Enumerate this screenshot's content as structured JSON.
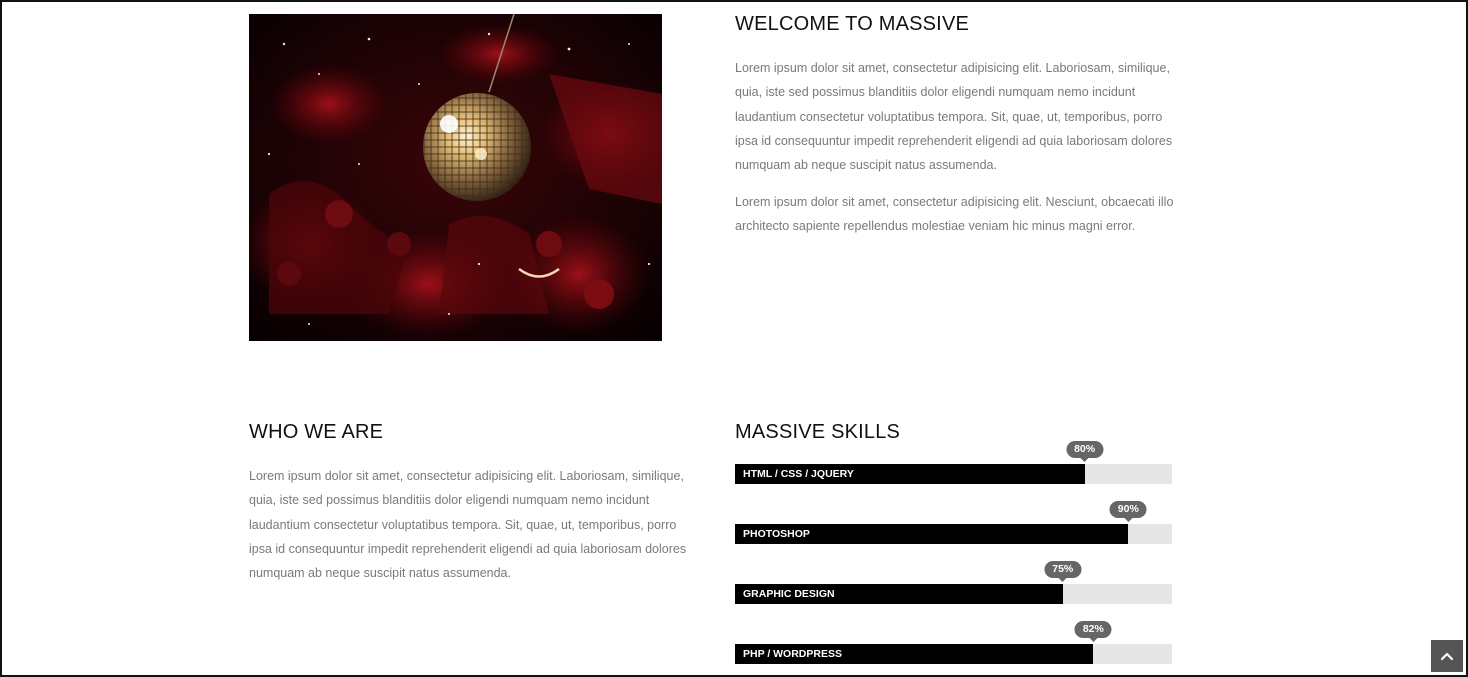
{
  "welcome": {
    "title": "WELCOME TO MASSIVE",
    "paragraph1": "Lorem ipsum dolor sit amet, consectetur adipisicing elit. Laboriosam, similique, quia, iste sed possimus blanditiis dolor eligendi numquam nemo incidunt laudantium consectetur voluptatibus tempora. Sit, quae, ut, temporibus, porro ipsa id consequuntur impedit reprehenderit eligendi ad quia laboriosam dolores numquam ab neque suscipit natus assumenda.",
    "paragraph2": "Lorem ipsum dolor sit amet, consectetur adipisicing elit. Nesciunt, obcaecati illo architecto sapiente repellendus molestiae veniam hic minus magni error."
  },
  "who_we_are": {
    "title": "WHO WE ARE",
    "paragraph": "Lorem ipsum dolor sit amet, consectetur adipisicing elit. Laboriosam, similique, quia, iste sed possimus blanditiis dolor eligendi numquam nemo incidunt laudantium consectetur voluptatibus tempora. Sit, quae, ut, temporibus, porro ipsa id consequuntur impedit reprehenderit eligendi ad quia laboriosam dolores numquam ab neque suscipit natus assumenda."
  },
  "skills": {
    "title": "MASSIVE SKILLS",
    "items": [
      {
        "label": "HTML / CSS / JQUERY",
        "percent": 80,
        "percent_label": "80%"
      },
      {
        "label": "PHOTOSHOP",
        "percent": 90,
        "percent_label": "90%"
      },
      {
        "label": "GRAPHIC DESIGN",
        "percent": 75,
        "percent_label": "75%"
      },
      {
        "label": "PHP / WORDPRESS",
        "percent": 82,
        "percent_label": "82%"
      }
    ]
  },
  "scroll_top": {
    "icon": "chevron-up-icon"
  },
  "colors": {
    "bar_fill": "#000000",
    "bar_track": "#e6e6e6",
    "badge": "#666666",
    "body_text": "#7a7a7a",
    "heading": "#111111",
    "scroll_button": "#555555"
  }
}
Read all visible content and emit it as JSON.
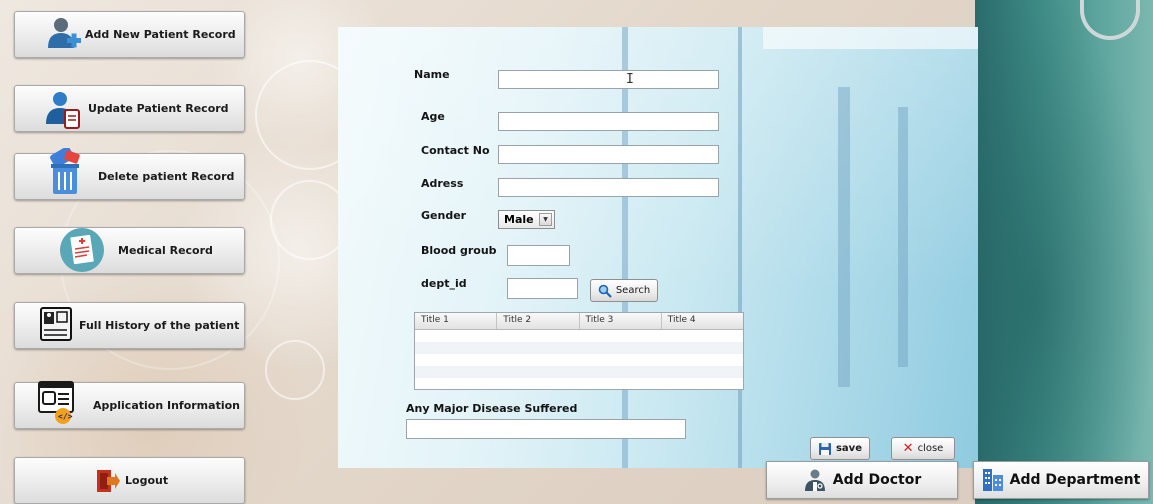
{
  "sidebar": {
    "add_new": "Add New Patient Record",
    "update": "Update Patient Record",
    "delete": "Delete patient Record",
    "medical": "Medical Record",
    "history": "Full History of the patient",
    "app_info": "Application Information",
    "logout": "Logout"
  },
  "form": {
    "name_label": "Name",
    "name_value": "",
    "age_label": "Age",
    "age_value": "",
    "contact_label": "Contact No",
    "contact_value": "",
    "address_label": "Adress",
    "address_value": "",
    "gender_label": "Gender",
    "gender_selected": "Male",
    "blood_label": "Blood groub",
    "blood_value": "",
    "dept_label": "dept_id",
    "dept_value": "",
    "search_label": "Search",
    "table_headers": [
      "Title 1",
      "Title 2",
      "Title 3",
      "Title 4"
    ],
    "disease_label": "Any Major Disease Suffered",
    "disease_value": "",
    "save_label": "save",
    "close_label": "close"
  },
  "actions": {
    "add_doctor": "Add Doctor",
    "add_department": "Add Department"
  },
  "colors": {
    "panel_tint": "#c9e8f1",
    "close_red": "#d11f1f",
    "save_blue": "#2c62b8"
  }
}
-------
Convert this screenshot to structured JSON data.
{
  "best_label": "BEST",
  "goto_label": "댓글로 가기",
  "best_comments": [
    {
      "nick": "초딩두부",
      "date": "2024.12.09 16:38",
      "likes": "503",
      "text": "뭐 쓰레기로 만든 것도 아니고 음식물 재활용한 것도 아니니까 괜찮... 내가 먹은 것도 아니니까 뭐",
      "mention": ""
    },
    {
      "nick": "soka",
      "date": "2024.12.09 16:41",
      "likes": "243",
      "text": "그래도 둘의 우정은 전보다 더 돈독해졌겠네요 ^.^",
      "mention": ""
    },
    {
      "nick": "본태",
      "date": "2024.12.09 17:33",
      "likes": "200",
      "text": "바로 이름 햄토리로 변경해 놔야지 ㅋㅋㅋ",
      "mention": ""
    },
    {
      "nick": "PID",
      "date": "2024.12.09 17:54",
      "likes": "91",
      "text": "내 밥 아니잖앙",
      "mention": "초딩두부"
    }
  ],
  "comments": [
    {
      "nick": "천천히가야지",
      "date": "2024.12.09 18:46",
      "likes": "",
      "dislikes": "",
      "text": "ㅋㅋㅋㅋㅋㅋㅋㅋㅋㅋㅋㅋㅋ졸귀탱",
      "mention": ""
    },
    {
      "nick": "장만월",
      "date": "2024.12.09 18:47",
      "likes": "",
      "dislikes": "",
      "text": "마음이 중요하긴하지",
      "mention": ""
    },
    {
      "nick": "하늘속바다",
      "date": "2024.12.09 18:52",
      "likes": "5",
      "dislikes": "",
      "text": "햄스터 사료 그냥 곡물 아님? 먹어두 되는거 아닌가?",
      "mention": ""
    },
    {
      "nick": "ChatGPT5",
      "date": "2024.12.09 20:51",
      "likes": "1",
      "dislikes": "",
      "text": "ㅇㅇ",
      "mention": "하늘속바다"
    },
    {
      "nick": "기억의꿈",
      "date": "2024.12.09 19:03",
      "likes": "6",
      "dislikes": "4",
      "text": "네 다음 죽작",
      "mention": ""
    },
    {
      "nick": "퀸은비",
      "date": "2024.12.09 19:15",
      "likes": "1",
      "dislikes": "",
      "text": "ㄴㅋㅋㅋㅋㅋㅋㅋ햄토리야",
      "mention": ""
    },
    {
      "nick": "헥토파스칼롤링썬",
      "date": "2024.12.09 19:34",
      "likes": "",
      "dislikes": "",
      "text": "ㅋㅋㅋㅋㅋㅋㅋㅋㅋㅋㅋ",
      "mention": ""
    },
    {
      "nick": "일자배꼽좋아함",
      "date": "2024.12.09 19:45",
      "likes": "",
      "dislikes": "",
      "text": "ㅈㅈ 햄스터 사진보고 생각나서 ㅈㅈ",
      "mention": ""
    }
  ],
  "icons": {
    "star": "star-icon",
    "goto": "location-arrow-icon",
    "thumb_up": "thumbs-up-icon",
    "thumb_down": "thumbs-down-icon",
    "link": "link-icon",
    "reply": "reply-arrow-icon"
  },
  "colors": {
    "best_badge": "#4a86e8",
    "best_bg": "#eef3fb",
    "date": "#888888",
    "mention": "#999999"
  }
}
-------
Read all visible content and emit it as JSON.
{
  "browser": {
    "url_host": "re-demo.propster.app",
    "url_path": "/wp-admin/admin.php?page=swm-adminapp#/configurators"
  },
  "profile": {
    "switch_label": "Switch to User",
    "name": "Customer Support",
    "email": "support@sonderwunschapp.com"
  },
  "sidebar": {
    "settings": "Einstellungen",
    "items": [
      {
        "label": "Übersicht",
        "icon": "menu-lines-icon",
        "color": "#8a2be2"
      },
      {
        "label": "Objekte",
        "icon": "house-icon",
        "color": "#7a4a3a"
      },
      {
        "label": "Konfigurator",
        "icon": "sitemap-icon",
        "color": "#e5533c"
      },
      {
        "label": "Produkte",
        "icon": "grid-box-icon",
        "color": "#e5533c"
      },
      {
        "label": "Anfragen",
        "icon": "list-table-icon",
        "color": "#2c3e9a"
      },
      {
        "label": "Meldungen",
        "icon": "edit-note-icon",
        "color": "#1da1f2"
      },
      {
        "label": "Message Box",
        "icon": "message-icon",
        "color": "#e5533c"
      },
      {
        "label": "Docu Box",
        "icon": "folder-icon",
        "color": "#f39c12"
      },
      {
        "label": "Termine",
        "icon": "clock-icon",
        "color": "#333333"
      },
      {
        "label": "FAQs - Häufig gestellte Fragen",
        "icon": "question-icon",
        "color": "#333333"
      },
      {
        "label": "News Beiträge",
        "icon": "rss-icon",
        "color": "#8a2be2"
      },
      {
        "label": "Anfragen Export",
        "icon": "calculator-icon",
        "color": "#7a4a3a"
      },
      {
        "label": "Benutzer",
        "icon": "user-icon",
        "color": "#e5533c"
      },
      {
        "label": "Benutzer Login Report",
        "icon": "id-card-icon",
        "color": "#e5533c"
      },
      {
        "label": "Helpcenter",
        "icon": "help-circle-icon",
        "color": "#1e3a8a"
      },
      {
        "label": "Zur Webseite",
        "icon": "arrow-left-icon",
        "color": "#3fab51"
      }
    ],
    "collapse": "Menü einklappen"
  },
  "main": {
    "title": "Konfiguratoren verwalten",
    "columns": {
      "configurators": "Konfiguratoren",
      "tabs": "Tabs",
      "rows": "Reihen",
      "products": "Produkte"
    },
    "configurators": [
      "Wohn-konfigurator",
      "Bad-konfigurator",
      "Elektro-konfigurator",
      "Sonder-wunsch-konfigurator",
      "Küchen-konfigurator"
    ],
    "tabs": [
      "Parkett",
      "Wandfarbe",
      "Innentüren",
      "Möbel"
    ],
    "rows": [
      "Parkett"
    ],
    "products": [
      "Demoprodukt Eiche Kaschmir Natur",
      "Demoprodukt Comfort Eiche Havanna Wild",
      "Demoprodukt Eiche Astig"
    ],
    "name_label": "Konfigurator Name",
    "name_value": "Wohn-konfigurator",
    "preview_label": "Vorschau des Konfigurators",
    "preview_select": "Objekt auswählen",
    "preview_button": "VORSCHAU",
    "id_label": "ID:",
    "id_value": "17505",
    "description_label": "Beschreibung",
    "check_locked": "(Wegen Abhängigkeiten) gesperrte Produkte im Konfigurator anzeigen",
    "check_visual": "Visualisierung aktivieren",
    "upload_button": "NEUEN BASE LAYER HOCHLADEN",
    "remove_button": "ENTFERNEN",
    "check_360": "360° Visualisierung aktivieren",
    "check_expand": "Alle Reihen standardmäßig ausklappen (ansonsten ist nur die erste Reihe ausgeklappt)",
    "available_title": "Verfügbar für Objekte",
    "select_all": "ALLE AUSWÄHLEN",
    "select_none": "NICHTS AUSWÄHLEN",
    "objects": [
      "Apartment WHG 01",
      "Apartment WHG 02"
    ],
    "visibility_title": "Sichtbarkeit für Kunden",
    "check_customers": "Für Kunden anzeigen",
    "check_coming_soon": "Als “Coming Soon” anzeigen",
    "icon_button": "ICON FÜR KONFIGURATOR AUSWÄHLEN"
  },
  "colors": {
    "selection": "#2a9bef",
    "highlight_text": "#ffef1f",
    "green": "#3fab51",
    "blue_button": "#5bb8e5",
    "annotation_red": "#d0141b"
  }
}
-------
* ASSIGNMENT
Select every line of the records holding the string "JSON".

* REPLY
Enumerate this screenshot's content as structured JSON.
Read all visible content and emit it as JSON.
Convert this screenshot to structured JSON data.
Read all visible content and emit it as JSON.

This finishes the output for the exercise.